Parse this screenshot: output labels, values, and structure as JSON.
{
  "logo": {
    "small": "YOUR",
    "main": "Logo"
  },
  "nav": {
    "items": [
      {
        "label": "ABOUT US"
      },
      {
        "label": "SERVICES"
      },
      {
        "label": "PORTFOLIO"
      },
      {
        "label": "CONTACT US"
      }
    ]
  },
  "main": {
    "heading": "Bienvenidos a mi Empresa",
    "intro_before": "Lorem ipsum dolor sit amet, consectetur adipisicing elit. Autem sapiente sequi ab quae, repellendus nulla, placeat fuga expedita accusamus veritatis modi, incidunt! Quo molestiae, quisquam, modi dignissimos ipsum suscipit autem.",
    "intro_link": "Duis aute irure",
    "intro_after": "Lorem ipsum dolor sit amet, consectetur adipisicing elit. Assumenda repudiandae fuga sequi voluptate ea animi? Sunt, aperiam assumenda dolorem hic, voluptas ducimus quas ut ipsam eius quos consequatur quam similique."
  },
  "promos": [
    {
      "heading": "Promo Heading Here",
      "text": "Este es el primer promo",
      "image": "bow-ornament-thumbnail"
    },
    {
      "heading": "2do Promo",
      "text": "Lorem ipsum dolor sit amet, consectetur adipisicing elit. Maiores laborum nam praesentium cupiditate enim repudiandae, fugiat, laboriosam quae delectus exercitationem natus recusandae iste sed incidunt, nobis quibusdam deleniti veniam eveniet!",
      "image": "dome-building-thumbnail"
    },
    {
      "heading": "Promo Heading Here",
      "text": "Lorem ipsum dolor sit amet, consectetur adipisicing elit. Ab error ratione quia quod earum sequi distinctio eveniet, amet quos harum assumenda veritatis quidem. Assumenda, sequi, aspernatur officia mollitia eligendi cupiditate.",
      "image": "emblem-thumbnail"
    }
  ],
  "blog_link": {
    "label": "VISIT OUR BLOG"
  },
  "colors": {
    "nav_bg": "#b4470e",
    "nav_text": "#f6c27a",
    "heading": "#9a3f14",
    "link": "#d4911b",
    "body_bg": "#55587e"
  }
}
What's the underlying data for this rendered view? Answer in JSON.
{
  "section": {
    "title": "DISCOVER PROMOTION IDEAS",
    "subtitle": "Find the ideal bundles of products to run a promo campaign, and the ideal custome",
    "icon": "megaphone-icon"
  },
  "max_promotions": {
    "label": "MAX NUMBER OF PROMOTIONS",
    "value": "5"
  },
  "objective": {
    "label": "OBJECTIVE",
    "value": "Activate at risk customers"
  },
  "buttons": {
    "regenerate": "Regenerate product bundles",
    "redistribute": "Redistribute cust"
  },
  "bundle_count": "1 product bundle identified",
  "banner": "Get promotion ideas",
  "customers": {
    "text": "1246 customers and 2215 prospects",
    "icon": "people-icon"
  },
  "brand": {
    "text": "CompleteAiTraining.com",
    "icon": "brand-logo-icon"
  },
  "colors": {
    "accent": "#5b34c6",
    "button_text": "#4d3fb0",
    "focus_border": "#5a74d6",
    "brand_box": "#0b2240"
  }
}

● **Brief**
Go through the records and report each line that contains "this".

● **Result of the exercise**
Parse this screenshot: output labels, values, and structure as JSON.
What's the underlying data for this rendered view? Answer in JSON.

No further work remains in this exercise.